··· Supplied records ···

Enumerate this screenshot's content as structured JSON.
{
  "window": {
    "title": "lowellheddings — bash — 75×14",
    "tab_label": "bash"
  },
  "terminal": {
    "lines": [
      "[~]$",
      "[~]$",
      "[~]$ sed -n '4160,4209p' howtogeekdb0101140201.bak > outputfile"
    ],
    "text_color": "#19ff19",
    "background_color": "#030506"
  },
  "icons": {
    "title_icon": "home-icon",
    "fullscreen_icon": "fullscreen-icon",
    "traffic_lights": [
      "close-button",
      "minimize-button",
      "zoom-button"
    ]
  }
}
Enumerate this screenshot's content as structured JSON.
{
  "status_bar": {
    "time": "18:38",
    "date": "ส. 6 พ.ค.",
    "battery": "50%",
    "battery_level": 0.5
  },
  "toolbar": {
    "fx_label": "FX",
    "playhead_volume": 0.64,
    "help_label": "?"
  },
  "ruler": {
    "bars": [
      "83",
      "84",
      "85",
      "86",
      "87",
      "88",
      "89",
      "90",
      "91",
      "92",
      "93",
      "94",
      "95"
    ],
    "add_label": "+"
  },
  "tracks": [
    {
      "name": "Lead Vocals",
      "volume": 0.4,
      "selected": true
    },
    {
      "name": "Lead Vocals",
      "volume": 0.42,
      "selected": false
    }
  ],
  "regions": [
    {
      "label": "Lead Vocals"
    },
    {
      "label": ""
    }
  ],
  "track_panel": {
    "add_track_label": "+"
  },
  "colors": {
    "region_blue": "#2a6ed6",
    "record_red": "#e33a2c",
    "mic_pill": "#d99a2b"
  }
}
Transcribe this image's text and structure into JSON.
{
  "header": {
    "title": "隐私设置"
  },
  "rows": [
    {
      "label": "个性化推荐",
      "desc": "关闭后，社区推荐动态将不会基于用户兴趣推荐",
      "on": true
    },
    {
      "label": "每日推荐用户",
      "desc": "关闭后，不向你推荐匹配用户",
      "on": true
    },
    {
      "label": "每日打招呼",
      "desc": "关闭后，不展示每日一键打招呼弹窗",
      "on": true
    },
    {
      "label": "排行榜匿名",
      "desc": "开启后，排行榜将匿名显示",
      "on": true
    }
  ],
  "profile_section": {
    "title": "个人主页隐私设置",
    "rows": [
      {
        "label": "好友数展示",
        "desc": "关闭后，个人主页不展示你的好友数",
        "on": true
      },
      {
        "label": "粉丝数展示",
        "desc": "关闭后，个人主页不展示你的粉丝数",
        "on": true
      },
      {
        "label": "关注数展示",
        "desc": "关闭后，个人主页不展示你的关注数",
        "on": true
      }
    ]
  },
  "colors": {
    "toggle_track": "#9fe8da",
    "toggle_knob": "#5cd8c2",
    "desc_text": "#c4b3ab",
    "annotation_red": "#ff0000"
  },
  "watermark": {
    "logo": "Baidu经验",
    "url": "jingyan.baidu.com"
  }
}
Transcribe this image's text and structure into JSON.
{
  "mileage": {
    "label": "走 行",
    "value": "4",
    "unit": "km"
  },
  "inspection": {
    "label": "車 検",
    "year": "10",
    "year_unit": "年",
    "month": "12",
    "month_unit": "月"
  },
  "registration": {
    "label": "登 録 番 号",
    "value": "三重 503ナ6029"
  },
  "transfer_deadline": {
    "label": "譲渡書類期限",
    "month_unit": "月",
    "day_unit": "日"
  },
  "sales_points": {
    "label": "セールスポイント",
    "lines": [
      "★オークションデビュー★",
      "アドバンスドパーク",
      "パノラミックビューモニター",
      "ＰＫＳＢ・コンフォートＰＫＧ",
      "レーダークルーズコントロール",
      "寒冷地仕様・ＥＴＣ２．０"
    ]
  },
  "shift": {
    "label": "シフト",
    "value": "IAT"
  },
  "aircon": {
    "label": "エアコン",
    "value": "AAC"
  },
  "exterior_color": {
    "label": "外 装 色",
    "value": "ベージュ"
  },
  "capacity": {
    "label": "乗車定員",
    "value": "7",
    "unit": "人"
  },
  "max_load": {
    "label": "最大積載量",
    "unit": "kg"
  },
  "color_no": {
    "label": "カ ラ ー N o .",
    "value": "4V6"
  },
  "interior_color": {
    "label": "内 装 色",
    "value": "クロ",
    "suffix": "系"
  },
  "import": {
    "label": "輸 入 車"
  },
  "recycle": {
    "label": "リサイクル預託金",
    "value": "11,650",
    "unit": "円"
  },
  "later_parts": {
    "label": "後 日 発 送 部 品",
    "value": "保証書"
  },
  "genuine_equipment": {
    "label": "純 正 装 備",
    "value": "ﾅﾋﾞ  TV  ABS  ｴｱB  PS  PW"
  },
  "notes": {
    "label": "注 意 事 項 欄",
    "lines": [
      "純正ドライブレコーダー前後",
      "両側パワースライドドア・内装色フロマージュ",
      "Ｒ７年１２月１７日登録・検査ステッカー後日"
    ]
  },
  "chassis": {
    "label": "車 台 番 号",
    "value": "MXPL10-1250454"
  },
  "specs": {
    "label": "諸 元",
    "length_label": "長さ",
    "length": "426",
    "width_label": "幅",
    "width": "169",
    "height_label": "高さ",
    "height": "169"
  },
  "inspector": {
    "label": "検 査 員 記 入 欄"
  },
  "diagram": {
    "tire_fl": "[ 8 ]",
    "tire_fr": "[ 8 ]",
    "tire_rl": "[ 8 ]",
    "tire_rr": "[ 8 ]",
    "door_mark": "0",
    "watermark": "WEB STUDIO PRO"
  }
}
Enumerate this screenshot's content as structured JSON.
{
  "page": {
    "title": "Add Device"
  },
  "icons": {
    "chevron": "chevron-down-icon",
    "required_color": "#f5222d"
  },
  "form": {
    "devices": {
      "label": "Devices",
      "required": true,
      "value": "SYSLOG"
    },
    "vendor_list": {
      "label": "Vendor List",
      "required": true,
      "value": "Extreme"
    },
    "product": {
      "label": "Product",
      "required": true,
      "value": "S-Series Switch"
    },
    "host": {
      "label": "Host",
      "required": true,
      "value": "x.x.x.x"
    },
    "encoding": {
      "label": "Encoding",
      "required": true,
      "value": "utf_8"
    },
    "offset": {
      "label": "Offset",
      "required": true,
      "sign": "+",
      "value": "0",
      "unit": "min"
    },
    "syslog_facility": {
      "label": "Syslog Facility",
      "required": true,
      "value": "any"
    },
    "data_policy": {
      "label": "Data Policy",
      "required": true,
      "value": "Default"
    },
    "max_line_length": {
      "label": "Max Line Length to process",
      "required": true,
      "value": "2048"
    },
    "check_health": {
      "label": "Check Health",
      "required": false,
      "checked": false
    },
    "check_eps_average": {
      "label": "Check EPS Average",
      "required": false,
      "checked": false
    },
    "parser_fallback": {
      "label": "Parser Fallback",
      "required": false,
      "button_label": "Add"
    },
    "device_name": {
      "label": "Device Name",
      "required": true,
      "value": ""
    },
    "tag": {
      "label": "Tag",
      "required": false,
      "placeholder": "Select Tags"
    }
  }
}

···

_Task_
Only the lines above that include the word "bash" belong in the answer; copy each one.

_Solution for this task_
    "title": "lowellheddings — bash — 75×14",
    "tab_label": "bash"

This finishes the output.